Here, Council results should provide sources for jokes among the winners, as well as offline planning for the next go in two years. The expected leaders trailed, and one at-large and one district councilor nearly got nipped. The pundit predictions going back at least six months were flat wrong in many cases.
The not-yet-certified-ergo-unofficial results for at-large run (informal names):
This list has two big punchlines. Among the four winners, Connolly and Murphy had topped the ticket last time and Arroyo and Pressley scraped into office for their first terms. So, the order dramatically shifted in unpredicted ways. The other biggy is that former council president and five-term at-large Councilor Michael Flaherty missed the cut this time.
Oh, experts, where art thine expertise?
Many broadcast, print and blog observers figured Arroyo and particularly Presssley as likely to lose to Flaherty. After all, they were finishing single terms, he is very well known, a skilled fund-raiser and connected, and council elections have long been friendly to Irish American men. Plus, his home of South Boston had the only open district seat, and therefore, more reason for voters to participate.
Here the wise guys weren't so wise.
When I arrived home at 9 PM from closing my poll, the first results from the city showed Flaherty ahead of Murphy and down in District 2, Suzanne Lee ahead of two-term incumbent Bill Linehan. The almost-real-time reporting on election nights is a super feature. I watched as results shifted quickly over the next hour. In the end, we got the above results and a less than 1% apparent win by Linehan; whether Lee requests and gets a recount is TBD.
So, as I'm wont to ask, what can we learn from this?
First, it's a positive statement about diversity in town. Voters pushed the only Latino and first black woman ever to the top of the at-large reelection results. In a city with a growing minority population and a sorry history of racism and sexism in politics, that's good stuff.
Neither Arroyo nor Pressley won sole because of their race or gender. Both have championed good causes, as well as delivered the requisite constituent services. Moreover, as Pressley told me recently, she knows identity politics can work for any candidate. In her case, she looks to voters of color, of her gender, and from her neighborhood to support her, and then she expands from there for the whole electorate.
More surprising is that two Irish-American male councilors slipped to three and four in the results. Both are popular. Each has considerable expertise — Connolly running education and Murphy the budget processes. Also Connolly is the acknowledged campaign-contribution king.

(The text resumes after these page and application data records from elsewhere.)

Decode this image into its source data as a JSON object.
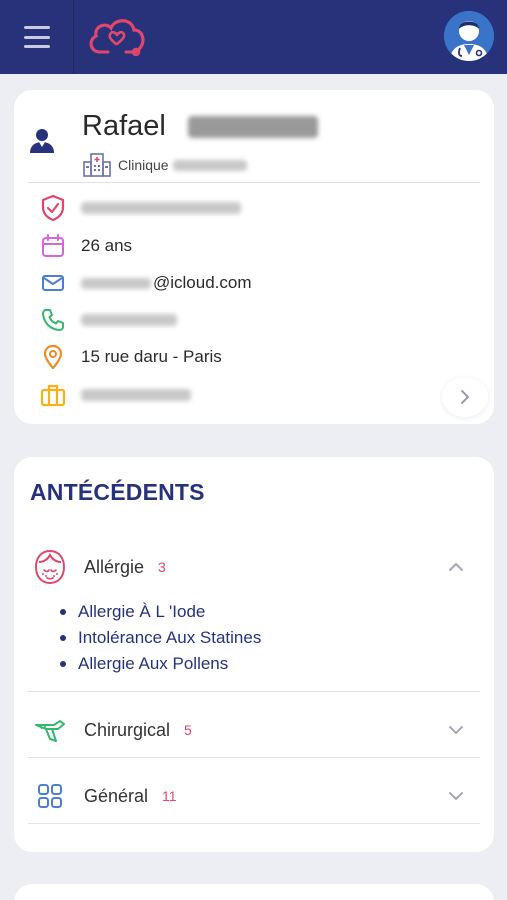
{
  "header": {
    "menu_icon": "hamburger-icon",
    "logo_icon": "cloud-heart-stethoscope-icon",
    "avatar_icon": "doctor-avatar-icon",
    "colors": {
      "bar": "#27327a",
      "logo": "#e0466e",
      "avatar": "#3a74c8"
    }
  },
  "patient": {
    "first_name": "Rafael",
    "clinic_label": "Clinique",
    "age": "26 ans",
    "email_suffix": "@icloud.com",
    "address": "15 rue daru - Paris",
    "icons": {
      "person": "person-icon",
      "clinic": "hospital-building-icon",
      "id": "shield-check-icon",
      "age": "calendar-icon",
      "email": "mail-icon",
      "phone": "phone-icon",
      "address": "map-pin-icon",
      "job": "briefcase-icon",
      "more": "chevron-right-icon"
    }
  },
  "antecedents": {
    "title": "ANTÉCÉDENTS",
    "categories": [
      {
        "label": "Allérgie",
        "count": "3",
        "icon": "allergy-face-icon",
        "expanded": true,
        "items": [
          "Allergie À L 'Iode",
          "Intolérance Aux Statines",
          "Allergie Aux Pollens"
        ]
      },
      {
        "label": "Chirurgical",
        "count": "5",
        "icon": "scalpel-icon",
        "expanded": false,
        "items": []
      },
      {
        "label": "Général",
        "count": "11",
        "icon": "grid-icon",
        "expanded": false,
        "items": []
      }
    ],
    "colors": {
      "title": "#27327a",
      "count": "#e0466e"
    }
  }
}
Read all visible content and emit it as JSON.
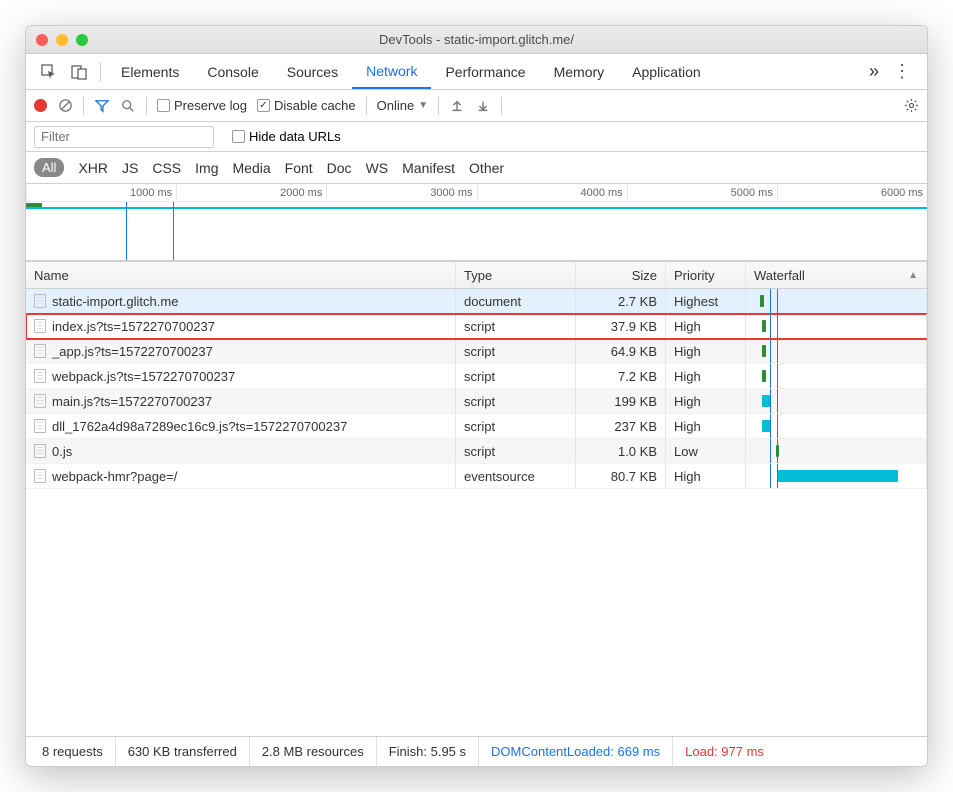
{
  "window": {
    "title": "DevTools - static-import.glitch.me/"
  },
  "tabs": [
    "Elements",
    "Console",
    "Sources",
    "Network",
    "Performance",
    "Memory",
    "Application"
  ],
  "active_tab": "Network",
  "toolbar": {
    "preserve_log_label": "Preserve log",
    "disable_cache_label": "Disable cache",
    "disable_cache_checked": true,
    "throttle": "Online"
  },
  "filter": {
    "placeholder": "Filter",
    "hide_data_urls_label": "Hide data URLs"
  },
  "types": [
    "All",
    "XHR",
    "JS",
    "CSS",
    "Img",
    "Media",
    "Font",
    "Doc",
    "WS",
    "Manifest",
    "Other"
  ],
  "timeline_ticks": [
    "1000 ms",
    "2000 ms",
    "3000 ms",
    "4000 ms",
    "5000 ms",
    "6000 ms"
  ],
  "columns": {
    "name": "Name",
    "type": "Type",
    "size": "Size",
    "priority": "Priority",
    "waterfall": "Waterfall"
  },
  "rows": [
    {
      "name": "static-import.glitch.me",
      "type": "document",
      "size": "2.7 KB",
      "priority": "Highest",
      "wf": {
        "start": 6,
        "width": 4,
        "color": "#2e8b38"
      },
      "sel": true
    },
    {
      "name": "index.js?ts=1572270700237",
      "type": "script",
      "size": "37.9 KB",
      "priority": "High",
      "wf": {
        "start": 8,
        "width": 4,
        "color": "#2e8b38"
      },
      "hl": true
    },
    {
      "name": "_app.js?ts=1572270700237",
      "type": "script",
      "size": "64.9 KB",
      "priority": "High",
      "wf": {
        "start": 8,
        "width": 4,
        "color": "#2e8b38"
      },
      "odd": true
    },
    {
      "name": "webpack.js?ts=1572270700237",
      "type": "script",
      "size": "7.2 KB",
      "priority": "High",
      "wf": {
        "start": 8,
        "width": 4,
        "color": "#2e8b38"
      }
    },
    {
      "name": "main.js?ts=1572270700237",
      "type": "script",
      "size": "199 KB",
      "priority": "High",
      "wf": {
        "start": 8,
        "width": 8,
        "color": "#00bcd4"
      },
      "odd": true
    },
    {
      "name": "dll_1762a4d98a7289ec16c9.js?ts=1572270700237",
      "type": "script",
      "size": "237 KB",
      "priority": "High",
      "wf": {
        "start": 8,
        "width": 8,
        "color": "#00bcd4"
      }
    },
    {
      "name": "0.js",
      "type": "script",
      "size": "1.0 KB",
      "priority": "Low",
      "wf": {
        "start": 22,
        "width": 3,
        "color": "#2e8b38"
      },
      "odd": true
    },
    {
      "name": "webpack-hmr?page=/",
      "type": "eventsource",
      "size": "80.7 KB",
      "priority": "High",
      "wf": {
        "start": 24,
        "width": 120,
        "color": "#00bcd4"
      }
    }
  ],
  "status": {
    "requests": "8 requests",
    "transferred": "630 KB transferred",
    "resources": "2.8 MB resources",
    "finish": "Finish: 5.95 s",
    "dcl": "DOMContentLoaded: 669 ms",
    "load": "Load: 977 ms"
  }
}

His organization seems to have anticipated a strong showing by Pressley, despite the gloomy forecasts. Last night, about the time the results gelled, his folk sent out a press release. They took a good share of the credit for her success in Connolly's West Roxbury, where he introduced and campaigned with her. And, oh by the way, he has over $100,000 left in this campaign coffers, the release noted.

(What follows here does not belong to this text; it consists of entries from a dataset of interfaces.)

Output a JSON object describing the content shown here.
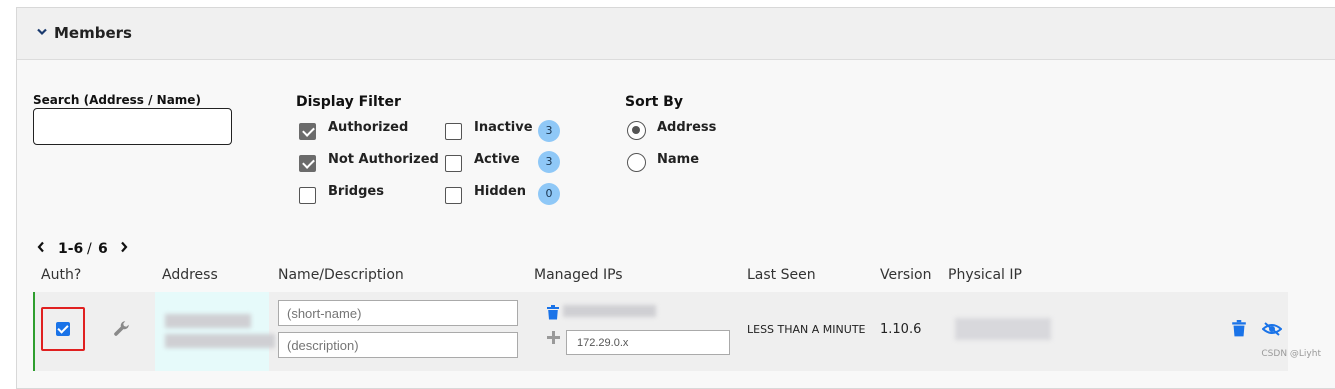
{
  "panel": {
    "title": "Members",
    "chevron_icon": "chevron-down-icon"
  },
  "search": {
    "label": "Search (Address / Name)",
    "value": "",
    "placeholder": ""
  },
  "display_filter": {
    "heading": "Display Filter",
    "options": [
      {
        "label": "Authorized",
        "checked": true
      },
      {
        "label": "Not Authorized",
        "checked": true
      },
      {
        "label": "Bridges",
        "checked": false
      },
      {
        "label": "Inactive",
        "checked": false,
        "count": "3"
      },
      {
        "label": "Active",
        "checked": false,
        "count": "3"
      },
      {
        "label": "Hidden",
        "checked": false,
        "count": "0"
      }
    ]
  },
  "sort_by": {
    "heading": "Sort By",
    "options": [
      {
        "label": "Address",
        "selected": true
      },
      {
        "label": "Name",
        "selected": false
      }
    ]
  },
  "pagination": {
    "range": "1-6",
    "separator": "/",
    "total": "6"
  },
  "table": {
    "columns": [
      "Auth?",
      "Address",
      "Name/Description",
      "Managed IPs",
      "Last Seen",
      "Version",
      "Physical IP"
    ],
    "row": {
      "authorized": true,
      "short_name_placeholder": "(short-name)",
      "description_placeholder": "(description)",
      "ip_input_value": "172.29.0.x",
      "last_seen": "LESS THAN A MINUTE",
      "version": "1.10.6",
      "icons": [
        "wrench-icon",
        "trash-icon",
        "plus-icon",
        "trash-icon",
        "eye-off-icon"
      ],
      "colors": {
        "auth_check": "#1a73e8",
        "highlight": "#e02020",
        "active_bar": "#2e9e2e",
        "action_icon": "#1a73e8"
      }
    }
  },
  "watermark": "CSDN @Liyht"
}
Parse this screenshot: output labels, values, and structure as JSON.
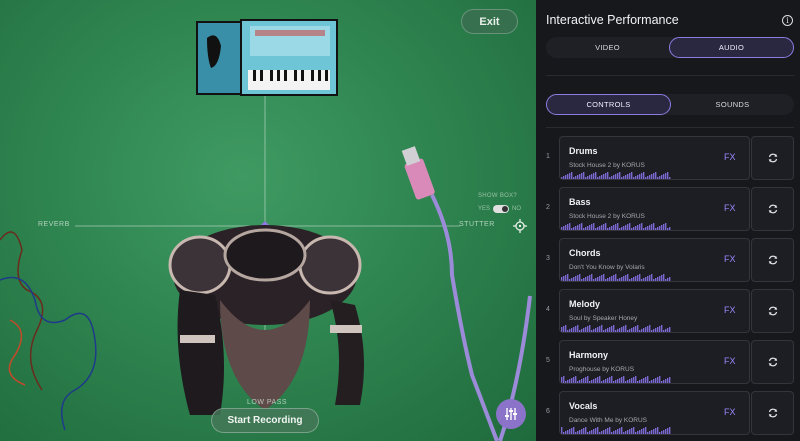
{
  "stage": {
    "exit_label": "Exit",
    "axis_left": "REVERB",
    "axis_right": "STUTTER",
    "axis_bottom": "LOW PASS",
    "show_box_label": "SHOW BOX?",
    "toggle_yes": "YES",
    "toggle_no": "NO",
    "record_label": "Start Recording"
  },
  "panel": {
    "title": "Interactive Performance",
    "media_tabs": [
      {
        "label": "VIDEO",
        "active": false
      },
      {
        "label": "AUDIO",
        "active": true
      }
    ],
    "sub_tabs": [
      {
        "label": "CONTROLS",
        "active": true
      },
      {
        "label": "SOUNDS",
        "active": false
      }
    ],
    "tracks": [
      {
        "num": "1",
        "name": "Drums",
        "sub": "Stock House 2 by KORUS",
        "fx": "FX"
      },
      {
        "num": "2",
        "name": "Bass",
        "sub": "Stock House 2 by KORUS",
        "fx": "FX"
      },
      {
        "num": "3",
        "name": "Chords",
        "sub": "Don't You Know by Volaris",
        "fx": "FX"
      },
      {
        "num": "4",
        "name": "Melody",
        "sub": "Soul by Speaker Honey",
        "fx": "FX"
      },
      {
        "num": "5",
        "name": "Harmony",
        "sub": "Proghouse by KORUS",
        "fx": "FX"
      },
      {
        "num": "6",
        "name": "Vocals",
        "sub": "Dance With Me by KORUS",
        "fx": "FX"
      }
    ]
  },
  "colors": {
    "accent": "#8c7be0",
    "fx": "#9c86ff",
    "stage_green": "#2f8550",
    "panel_bg": "#17181c"
  },
  "icons": [
    "info-icon",
    "crosshair-icon",
    "mixer-sliders-icon",
    "swap-arrows-icon"
  ]
}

Murphy is surely less sanguine. He has not yet posted on his campaign site or Facebook pages.
Disclaimer: I know and like Steve. We're neighbors, living only a couple of blocks away.
In his Left Ahead podcast leading up to the election, he did agree that his financial expertise is not as high in profile as some on council. It's my feeling that he's a bit humble and needs to make voters aware that when his peers want to know what this or that big or small matter means in money terms, he's the one they turn to for the judgment. This close vote may inspire him to brag a bit, even if that's not natural for him.

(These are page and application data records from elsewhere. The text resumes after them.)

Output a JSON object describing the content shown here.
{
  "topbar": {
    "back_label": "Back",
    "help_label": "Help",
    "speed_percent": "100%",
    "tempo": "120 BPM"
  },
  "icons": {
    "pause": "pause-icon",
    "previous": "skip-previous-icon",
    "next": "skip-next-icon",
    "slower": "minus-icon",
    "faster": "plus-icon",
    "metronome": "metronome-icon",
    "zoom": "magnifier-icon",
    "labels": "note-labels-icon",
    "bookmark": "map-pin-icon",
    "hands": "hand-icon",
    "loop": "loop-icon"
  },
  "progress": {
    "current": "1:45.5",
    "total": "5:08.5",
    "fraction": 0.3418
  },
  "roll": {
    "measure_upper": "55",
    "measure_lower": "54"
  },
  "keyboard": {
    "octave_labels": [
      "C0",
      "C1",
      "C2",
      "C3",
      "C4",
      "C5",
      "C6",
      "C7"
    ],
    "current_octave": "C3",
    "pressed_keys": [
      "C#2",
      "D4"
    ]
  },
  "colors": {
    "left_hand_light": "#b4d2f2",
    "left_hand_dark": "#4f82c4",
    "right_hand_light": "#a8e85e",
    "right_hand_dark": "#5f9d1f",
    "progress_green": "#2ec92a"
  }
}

For his part, Flaherty has pledged to work with the council in any way he can. Dorcena and Ryan have not posted on their Facebook pages or websites.
Flaherty remains popular, has positioned himself as an opposition voice to Mayor Tom Menino and surely will not disappear. I suddenly recall many years ago when I ran into President Thomas Jones of the University of South Carolina as we crossed the historic horseshoe of the antebellum campus in opposite directions. He and I (student newspaper type and general agitator) had clashed many times and he considered me a royal pain. Yet we had a begrudging respect for each other. I knew he was being ousted following the student riots there and I told him I was sorry. He said he was like a rabbit with many tunnels and holes. He would reemerge. I'm sure Flaherty will too, after some consideration.
Dorcena, I hope, will not be discouraged. He got in late, with little money and no history of holding office. He chatted with us at Left Ahead as well. He's smart, he's charming and he has a detailed, broad series of issues and proposals. There must be a good place to draw on that energy and those ideas.
Ryan, of course, runs for office. He has low-key, lightly funded campaigns, depending largely on ringing doorbells and speaking at every possible forum. He is one candidate who may change nothing after this election.